Among prior Eric Williams Memorial Lecture speakers have been: the late John Hope Franklin, one of America's premier historians of the African-American experience; Kenneth Kaunda, former President of the Republic of Zambia; Cynthia Pratt, Deputy Prime Minister of the Bahamas; Mia Mottley, Attorney General of Barbados; Beverly Anderson-Manley, former First Lady of Jamaica; Portia Simpson Miller, now Prime Minister of Jamaica; the celebrated civil rights activist Angela Davis; and prize-winning Haitian author Edwige Danticat.
The Lecture, which seeks to provide an intellectual forum for the examination of pertinent issues in Caribbean and African Diaspora history and politics, is co-sponsored by: the Caribbean Consular Corps (Miami); Miami-Dade County Department of Cultural Affairs; FIU: College of Arts and Sciences, School of International and Public Affairs, Ruth K. and Shepard Broad International Lecture Series, The Honors College, Latin American and Caribbean Center, AADS Graduate Students Association, Caribbean Students Association, Council of Student Organizations, Student Government Association, Student Programming Council; Bilmor With Advertising Specialties, Inc.; Diane Galloway's Herbal Gardens, Inc.; Edwards & Partners; Emile Sabga; Lennox Scope; Aryian & Gieowar Singh; Mervyn Solomon; Linda Spears-Bunton; Joy's Roti Delight; Miami Dade College - Prof. Leroy Lashley; Zyscovich Architects.
The Lecture is also supported by The Eric Williams Memorial Collection at the University of the West Indies (Trinidad and Tobago campus), which was inaugurated by former U.S. Secretary of State, Colin L. Powell in 1998. It was named to UNESCO's prestigious Memory of the World Register in 1999.
Books by and about Eric Williams, Rachel Manley and Reginald Dumas will be available for purchase and signing at the Lecture.

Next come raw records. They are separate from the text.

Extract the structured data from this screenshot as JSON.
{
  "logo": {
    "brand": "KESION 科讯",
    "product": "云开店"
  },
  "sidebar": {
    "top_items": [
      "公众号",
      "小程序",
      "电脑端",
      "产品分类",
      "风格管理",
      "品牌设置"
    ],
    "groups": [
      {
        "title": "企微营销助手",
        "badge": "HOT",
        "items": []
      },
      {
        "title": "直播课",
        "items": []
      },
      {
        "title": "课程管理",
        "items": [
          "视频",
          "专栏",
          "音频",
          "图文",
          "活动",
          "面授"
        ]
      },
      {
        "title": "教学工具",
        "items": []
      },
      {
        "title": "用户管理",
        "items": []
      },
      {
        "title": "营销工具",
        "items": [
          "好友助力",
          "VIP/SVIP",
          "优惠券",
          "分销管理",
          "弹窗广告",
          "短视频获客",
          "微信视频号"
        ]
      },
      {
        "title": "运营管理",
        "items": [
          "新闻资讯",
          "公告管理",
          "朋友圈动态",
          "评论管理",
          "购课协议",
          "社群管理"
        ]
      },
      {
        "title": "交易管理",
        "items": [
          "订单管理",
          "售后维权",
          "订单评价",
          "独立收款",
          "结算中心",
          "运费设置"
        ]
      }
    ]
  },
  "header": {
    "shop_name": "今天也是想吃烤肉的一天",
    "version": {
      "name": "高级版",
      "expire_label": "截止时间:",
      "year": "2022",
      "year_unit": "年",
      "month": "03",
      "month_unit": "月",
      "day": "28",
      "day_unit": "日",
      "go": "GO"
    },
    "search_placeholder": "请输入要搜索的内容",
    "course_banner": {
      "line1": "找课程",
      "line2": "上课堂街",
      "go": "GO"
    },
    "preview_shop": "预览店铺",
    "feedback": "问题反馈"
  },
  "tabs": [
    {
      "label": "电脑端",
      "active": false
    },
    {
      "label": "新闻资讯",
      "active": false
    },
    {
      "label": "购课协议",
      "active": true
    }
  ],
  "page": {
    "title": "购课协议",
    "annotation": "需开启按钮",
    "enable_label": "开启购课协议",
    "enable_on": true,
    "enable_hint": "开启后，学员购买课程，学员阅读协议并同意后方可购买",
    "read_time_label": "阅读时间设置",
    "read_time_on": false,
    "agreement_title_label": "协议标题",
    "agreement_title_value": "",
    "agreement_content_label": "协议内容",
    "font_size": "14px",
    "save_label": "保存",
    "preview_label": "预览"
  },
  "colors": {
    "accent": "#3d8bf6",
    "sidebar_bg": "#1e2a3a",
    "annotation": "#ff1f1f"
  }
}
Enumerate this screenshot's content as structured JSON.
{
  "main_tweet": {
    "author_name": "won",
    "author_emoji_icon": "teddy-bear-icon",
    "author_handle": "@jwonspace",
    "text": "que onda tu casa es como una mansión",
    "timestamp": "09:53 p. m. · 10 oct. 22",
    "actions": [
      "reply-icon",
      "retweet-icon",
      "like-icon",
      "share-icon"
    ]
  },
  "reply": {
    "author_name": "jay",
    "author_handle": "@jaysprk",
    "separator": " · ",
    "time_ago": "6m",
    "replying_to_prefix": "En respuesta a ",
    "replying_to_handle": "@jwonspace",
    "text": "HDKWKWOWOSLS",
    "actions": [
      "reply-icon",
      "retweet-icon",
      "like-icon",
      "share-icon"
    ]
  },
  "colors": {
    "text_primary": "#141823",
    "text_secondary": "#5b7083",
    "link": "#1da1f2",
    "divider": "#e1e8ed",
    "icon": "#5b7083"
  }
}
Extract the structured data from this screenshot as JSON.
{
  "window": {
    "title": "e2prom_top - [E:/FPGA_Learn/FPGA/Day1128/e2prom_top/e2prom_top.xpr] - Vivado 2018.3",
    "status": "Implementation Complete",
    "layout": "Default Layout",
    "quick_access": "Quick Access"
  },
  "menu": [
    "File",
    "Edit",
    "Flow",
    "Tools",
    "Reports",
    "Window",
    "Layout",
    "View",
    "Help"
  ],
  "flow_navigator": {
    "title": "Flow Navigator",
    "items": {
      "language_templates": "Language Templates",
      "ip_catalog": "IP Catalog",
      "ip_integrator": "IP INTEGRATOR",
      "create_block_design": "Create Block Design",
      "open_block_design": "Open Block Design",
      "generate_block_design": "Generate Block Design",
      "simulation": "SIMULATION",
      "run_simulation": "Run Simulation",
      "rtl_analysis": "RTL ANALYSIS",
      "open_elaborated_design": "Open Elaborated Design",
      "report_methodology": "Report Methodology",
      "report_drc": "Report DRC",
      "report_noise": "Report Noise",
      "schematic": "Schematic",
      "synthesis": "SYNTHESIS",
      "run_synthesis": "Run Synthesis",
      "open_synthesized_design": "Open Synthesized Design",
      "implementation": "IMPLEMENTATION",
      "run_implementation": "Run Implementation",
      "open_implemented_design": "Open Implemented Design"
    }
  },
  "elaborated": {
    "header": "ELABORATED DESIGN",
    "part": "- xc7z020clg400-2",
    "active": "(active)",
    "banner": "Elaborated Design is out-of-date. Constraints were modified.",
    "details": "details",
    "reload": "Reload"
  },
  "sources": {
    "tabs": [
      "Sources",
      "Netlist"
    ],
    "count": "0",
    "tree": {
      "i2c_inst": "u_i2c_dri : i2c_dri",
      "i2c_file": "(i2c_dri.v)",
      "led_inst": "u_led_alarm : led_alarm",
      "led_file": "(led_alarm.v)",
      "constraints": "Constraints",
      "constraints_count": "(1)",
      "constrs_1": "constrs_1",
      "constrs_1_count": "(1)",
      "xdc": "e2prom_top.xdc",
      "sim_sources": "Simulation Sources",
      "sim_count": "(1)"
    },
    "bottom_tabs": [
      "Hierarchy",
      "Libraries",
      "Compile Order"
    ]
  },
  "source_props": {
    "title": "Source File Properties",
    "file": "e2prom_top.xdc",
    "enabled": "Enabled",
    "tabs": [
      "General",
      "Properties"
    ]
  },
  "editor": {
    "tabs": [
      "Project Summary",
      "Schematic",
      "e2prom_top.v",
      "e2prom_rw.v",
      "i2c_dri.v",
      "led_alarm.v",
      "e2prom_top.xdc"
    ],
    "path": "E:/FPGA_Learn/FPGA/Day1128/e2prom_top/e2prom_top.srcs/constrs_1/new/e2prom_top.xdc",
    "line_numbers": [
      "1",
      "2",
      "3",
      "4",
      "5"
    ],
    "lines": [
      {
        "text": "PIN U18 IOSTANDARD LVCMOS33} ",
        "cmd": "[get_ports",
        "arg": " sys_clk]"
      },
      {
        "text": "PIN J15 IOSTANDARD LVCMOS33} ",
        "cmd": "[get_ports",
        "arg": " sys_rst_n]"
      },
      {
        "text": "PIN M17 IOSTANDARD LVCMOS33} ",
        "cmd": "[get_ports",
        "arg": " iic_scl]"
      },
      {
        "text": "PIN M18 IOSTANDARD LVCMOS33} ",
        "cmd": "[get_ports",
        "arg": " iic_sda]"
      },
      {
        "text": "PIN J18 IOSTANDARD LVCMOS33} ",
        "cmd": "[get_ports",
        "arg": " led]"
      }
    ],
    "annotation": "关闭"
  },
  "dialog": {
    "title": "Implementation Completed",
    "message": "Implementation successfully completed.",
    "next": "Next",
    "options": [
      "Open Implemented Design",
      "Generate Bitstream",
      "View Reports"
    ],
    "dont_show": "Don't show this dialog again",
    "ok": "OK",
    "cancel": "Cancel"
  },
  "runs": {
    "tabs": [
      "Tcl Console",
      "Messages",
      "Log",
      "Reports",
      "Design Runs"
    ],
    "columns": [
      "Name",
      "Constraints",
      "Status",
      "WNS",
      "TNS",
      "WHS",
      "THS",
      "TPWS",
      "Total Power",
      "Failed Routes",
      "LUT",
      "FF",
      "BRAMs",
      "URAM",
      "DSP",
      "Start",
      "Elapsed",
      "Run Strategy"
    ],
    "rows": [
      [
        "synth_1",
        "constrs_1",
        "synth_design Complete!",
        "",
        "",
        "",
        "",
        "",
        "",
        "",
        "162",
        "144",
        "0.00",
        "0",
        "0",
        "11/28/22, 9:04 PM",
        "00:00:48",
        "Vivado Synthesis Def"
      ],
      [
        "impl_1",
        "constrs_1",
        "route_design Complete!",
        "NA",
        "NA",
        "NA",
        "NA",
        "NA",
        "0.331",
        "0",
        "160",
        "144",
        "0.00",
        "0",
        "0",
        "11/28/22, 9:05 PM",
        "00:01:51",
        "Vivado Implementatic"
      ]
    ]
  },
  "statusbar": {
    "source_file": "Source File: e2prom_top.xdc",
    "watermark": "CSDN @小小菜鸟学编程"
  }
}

For more information, please contact 305-348-6860/271-7246 or firstname.lastname@example.org.
- EWMC -
Media Contact: Erica Williams Connell 305-905-9999 email@example.com